▽

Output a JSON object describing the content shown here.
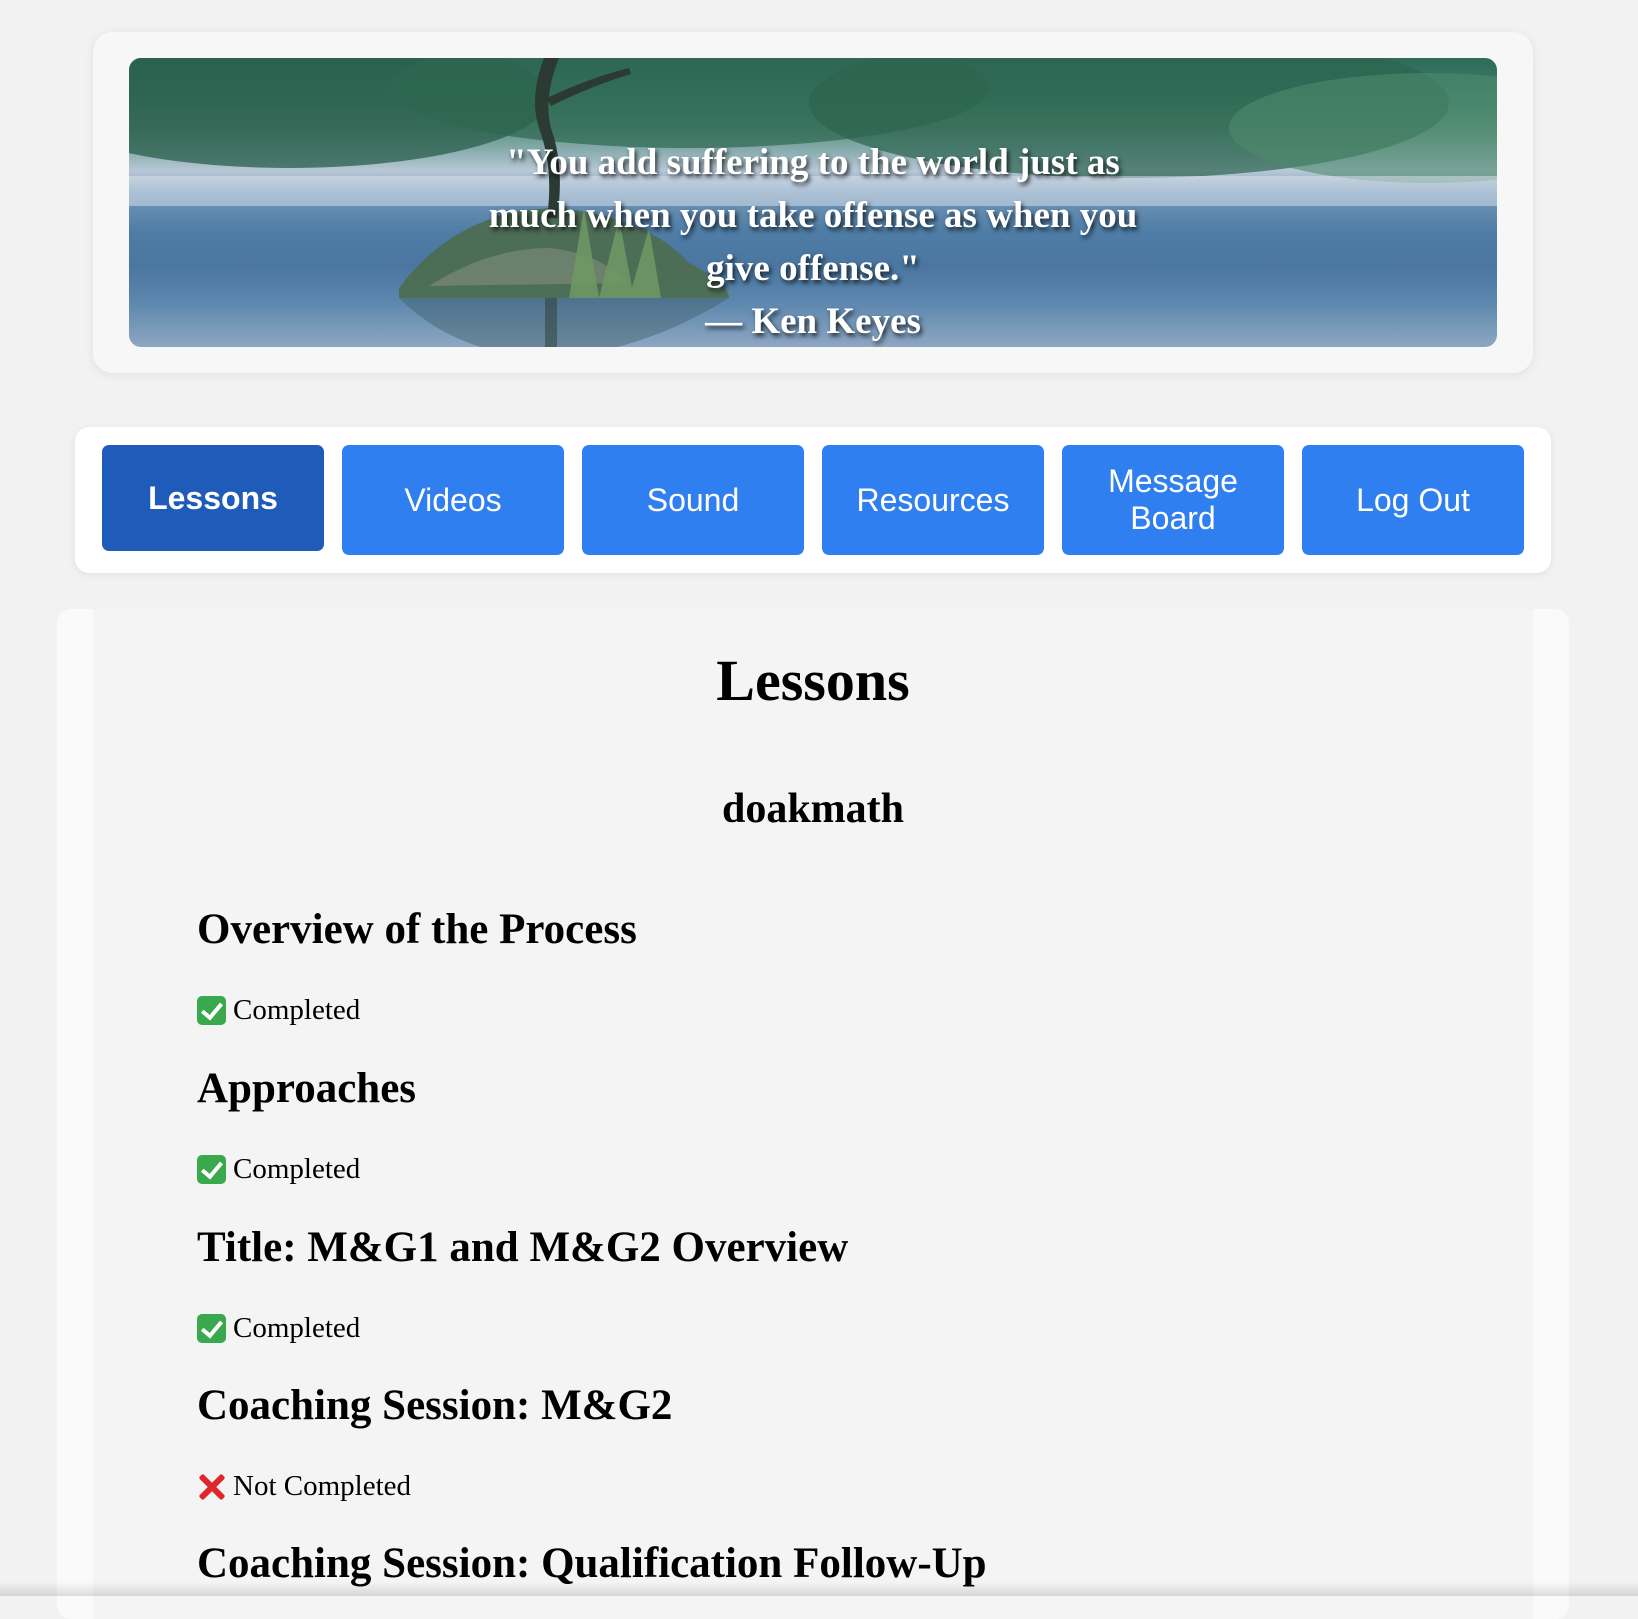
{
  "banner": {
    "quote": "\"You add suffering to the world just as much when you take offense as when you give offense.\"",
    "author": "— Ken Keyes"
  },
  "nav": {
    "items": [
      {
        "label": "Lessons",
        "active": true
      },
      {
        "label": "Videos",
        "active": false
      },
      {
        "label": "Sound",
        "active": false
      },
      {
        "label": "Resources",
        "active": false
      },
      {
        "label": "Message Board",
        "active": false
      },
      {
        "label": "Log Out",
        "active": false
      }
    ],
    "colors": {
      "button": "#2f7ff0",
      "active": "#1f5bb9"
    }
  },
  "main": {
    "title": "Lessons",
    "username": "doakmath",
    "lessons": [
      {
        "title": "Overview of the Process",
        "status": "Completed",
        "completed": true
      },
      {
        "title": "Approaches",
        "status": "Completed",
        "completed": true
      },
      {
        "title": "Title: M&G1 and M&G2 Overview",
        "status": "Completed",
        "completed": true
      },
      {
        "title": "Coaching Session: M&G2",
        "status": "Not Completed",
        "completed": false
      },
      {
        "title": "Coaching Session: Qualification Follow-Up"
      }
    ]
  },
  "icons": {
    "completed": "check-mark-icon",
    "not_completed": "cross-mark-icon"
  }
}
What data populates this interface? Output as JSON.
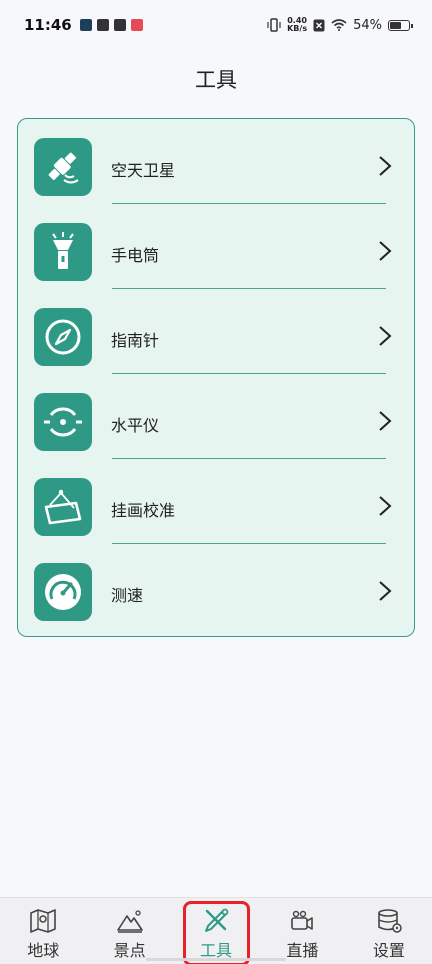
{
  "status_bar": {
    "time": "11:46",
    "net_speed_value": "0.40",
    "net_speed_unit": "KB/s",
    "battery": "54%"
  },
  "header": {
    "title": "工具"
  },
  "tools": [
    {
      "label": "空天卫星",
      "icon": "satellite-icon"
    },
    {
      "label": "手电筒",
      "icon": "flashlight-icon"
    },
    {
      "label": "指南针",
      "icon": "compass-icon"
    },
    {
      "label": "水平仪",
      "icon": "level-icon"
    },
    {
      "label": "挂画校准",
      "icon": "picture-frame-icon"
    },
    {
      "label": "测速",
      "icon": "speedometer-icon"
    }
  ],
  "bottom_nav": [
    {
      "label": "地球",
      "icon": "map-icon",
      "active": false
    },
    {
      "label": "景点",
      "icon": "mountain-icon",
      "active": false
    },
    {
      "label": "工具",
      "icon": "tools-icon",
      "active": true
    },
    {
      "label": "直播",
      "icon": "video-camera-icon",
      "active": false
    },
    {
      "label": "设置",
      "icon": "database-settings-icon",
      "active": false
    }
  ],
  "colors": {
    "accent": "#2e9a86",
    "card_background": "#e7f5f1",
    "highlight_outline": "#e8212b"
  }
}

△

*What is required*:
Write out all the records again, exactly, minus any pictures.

*Exercise response*:
Output a JSON object describing the content shown here.
{
  "banner": {
    "quote": "\"You add suffering to the world just as much when you take offense as when you give offense.\"",
    "author": "— Ken Keyes"
  },
  "nav": {
    "items": [
      {
        "label": "Lessons",
        "active": true
      },
      {
        "label": "Videos",
        "active": false
      },
      {
        "label": "Sound",
        "active": false
      },
      {
        "label": "Resources",
        "active": false
      },
      {
        "label": "Message Board",
        "active": false
      },
      {
        "label": "Log Out",
        "active": false
      }
    ],
    "colors": {
      "button": "#2f7ff0",
      "active": "#1f5bb9"
    }
  },
  "main": {
    "title": "Lessons",
    "username": "doakmath",
    "lessons": [
      {
        "title": "Overview of the Process",
        "status": "Completed",
        "completed": true
      },
      {
        "title": "Approaches",
        "status": "Completed",
        "completed": true
      },
      {
        "title": "Title: M&G1 and M&G2 Overview",
        "status": "Completed",
        "completed": true
      },
      {
        "title": "Coaching Session: M&G2",
        "status": "Not Completed",
        "completed": false
      },
      {
        "title": "Coaching Session: Qualification Follow-Up"
      }
    ]
  },
  "icons": {
    "completed": "check-mark-icon",
    "not_completed": "cross-mark-icon"
  }
}
What data populates this interface? Output as JSON.
{
  "status_bar": {
    "time": "11:46",
    "net_speed_value": "0.40",
    "net_speed_unit": "KB/s",
    "battery": "54%"
  },
  "header": {
    "title": "工具"
  },
  "tools": [
    {
      "label": "空天卫星",
      "icon": "satellite-icon"
    },
    {
      "label": "手电筒",
      "icon": "flashlight-icon"
    },
    {
      "label": "指南针",
      "icon": "compass-icon"
    },
    {
      "label": "水平仪",
      "icon": "level-icon"
    },
    {
      "label": "挂画校准",
      "icon": "picture-frame-icon"
    },
    {
      "label": "测速",
      "icon": "speedometer-icon"
    }
  ],
  "bottom_nav": [
    {
      "label": "地球",
      "icon": "map-icon",
      "active": false
    },
    {
      "label": "景点",
      "icon": "mountain-icon",
      "active": false
    },
    {
      "label": "工具",
      "icon": "tools-icon",
      "active": true
    },
    {
      "label": "直播",
      "icon": "video-camera-icon",
      "active": false
    },
    {
      "label": "设置",
      "icon": "database-settings-icon",
      "active": false
    }
  ],
  "colors": {
    "accent": "#2e9a86",
    "card_background": "#e7f5f1",
    "highlight_outline": "#e8212b"
  }
}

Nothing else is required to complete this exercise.